available languages: english June 29, 2018

The democracy community is deeply unsure and confused about how to deal with populism – both, as a concept and in its real-world manifestations in terms of parties, candidates and movements. This is what DRI’s Dr Finn Heinrich learned from attending the recent conference on Representation in the Age of Populism? Ideas for Global Action organized by the who’s who in international democracy support. The participants dedicated much time to discussing the definition and the various forms of populism. At first glance this is not a surprise as the concept made it into the conference title and as the rise of populist actors everywhere across the Western world seems to rattle the democratic community to the core.

However, reflecting on the conference debates, one couldn’t help but notice a lack of analytical or practical advances made when discussing populism. Participants agreed that populism could be constructive as well as destructive, comes in left and right-leaning incarnations, as techno-populism (mentioned by former Ecuadorian President Correa in his speech) or ethno-populism, and that what matters more are the ideologies it is coupled with, be it nativism, socialism or neo-liberalism. Finn Heinrich therefore reiterated DRI’s position that populism might not a helpful term from a democracy standpoint and that we should maybe “forget about it”.

To be sure, DRI considers academic definitions of populism, put forward by scholars such as Cas Mudde or Jan-Werner Müller, which narrowly focuses on its anti-pluralist and therefore also implicitly anti-democratic tendency, to be conceptually sound. Yet, as the conference showed, the pedestrian use of populism in public debate, media and punditry does not stick to this definition and encompasses an extremely disparate set of emerging political forces which are anti-mainstream in one form or another, ranging from President Macron’s En Marche Movement, right-wing populists such as the Front National or German AfD, authoritarian leaders such as Hungarian President Orban, to Italy’s rag-tag 5 Star movement, the American progressive movement in the late 19th century and Peronism in post-World War II Argentina.

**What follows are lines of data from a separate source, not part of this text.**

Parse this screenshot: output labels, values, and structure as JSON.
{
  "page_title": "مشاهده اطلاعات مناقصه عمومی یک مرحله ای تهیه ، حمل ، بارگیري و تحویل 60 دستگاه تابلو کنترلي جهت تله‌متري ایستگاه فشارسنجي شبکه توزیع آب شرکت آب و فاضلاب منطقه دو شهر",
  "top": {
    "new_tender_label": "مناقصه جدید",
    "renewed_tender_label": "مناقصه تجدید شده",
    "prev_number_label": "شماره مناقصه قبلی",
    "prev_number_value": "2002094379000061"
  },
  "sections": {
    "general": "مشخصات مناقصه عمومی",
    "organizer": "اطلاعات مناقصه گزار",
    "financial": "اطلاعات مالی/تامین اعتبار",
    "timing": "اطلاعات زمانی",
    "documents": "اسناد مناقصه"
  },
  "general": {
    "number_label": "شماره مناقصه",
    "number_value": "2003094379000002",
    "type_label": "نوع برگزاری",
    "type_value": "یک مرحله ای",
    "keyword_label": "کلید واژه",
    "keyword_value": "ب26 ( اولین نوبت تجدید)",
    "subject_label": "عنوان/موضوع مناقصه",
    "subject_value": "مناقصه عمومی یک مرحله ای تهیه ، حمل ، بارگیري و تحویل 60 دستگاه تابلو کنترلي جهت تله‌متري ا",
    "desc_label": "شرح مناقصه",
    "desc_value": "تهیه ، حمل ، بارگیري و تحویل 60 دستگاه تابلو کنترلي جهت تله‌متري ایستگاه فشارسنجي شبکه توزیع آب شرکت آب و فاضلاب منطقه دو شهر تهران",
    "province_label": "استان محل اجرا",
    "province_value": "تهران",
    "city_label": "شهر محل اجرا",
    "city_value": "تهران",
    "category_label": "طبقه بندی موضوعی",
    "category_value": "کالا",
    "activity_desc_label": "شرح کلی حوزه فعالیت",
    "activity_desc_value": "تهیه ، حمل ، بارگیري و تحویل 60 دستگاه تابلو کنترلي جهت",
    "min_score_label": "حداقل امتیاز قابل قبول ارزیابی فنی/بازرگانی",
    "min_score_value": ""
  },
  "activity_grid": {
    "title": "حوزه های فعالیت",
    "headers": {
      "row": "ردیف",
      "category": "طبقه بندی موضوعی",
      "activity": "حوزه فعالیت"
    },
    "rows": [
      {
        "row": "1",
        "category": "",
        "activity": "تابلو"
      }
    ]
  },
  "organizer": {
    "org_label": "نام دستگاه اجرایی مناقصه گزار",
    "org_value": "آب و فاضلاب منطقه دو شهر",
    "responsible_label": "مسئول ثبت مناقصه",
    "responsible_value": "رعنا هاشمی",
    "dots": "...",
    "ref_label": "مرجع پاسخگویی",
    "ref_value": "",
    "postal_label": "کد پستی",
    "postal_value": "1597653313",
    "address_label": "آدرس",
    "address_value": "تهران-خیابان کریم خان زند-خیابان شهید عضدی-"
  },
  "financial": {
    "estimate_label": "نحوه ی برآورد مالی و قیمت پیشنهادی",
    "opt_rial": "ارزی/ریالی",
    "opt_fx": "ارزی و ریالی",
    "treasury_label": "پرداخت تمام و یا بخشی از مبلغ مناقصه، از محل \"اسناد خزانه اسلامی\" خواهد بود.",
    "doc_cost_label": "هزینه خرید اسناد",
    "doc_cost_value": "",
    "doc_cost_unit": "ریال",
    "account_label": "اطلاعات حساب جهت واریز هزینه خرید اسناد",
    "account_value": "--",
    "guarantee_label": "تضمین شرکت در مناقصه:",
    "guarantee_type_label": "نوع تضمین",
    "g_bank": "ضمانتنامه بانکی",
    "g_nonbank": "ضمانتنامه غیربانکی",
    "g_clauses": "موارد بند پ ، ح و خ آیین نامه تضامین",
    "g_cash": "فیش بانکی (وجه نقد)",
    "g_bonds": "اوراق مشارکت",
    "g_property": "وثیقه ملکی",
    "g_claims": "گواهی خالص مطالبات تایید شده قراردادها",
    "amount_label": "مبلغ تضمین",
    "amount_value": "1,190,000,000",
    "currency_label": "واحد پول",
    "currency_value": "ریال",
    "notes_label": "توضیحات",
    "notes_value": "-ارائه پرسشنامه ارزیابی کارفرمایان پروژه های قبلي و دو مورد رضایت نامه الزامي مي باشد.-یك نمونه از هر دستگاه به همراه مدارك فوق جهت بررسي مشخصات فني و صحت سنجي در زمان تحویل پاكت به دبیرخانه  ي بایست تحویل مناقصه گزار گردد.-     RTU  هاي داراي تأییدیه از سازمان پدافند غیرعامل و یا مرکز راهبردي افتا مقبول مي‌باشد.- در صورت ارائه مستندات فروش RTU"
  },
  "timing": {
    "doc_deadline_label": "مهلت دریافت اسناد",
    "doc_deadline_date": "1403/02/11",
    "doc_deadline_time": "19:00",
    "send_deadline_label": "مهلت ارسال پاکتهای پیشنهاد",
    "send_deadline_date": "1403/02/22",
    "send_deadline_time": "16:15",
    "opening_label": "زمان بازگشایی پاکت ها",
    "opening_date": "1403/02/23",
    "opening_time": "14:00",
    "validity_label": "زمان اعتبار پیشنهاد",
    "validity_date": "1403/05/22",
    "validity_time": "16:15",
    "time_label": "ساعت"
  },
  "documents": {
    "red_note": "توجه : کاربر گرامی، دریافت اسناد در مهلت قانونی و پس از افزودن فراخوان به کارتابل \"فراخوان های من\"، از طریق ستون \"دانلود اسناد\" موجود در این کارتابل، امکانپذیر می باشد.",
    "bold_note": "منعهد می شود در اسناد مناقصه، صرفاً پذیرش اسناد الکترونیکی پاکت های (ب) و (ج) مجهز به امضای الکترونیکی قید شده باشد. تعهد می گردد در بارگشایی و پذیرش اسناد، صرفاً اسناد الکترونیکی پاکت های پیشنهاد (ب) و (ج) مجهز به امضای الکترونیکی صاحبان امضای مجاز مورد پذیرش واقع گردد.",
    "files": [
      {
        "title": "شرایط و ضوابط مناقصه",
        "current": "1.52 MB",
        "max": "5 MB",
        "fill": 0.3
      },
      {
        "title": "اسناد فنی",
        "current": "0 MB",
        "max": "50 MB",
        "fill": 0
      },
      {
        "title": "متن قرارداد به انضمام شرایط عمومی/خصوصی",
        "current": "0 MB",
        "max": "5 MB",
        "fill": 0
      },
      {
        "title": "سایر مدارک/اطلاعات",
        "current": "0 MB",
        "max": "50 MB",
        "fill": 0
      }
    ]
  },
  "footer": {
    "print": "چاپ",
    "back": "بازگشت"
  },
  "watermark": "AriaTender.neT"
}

This “conceptual stretching” of the populism term and its mis-use is not only unhelpful from an analytical perspective, but actually dangerous for democracy. First, if used to widely it can be accused of being a trick of established parties that seek to smear new challengers.  Second, the new trend of calling upon democratic political parties to “copy from the populist playbook” is equally worrisome, as it reinforces the populists’ self-framing as innovators of popular-democratic reforms and effective leaders who can do away with the cumbersome checks and balances of a democratic system to “get things done”.

Third, and most importantly, by referring to political forces which seek to attack and ultimately dismantle democracy simply as populists, we do them a huge favour. Anti-democrats such as Victor Orban, Kacyzinski’s PiS party or Tayyip Erdogan wear the populist tag happily – as for many citizens it by now has positive connotations – , while continuing their attacks against democracy itself: the independent judiciary, civil society organisations and the free media. In all our confusion and worry about what is happening to liberal democracy as we know it, we don’t seem to understand that, in more and more places, populism has become a Trojan horse of anti-democratic attacks.

At the end of the conference, eight major proposals were identified and put to a vote by participants. And, lo and behold, “stop using populism” made it onto the list, together with such grand strategies as civic education and rejuvenating political parties. (It even came in 5th place beating critically needed approaches such as digital literacy, political inclusion and regulating the online public sphere). Still, while it seems that the democracy support community might have awoken to the problems of the populism discourse, it could well be that the populists already won this PR battle as the term, which after all became Cambridge Dictionary’s Word of the Year 2017, just is too shiny and enticing to be rejected – just as the Trojans couldn’t resist the beautiful wooden horse left behind by the Greeks.

Find more information about the conference agenda here.

Photo by hrohmann on Pixabay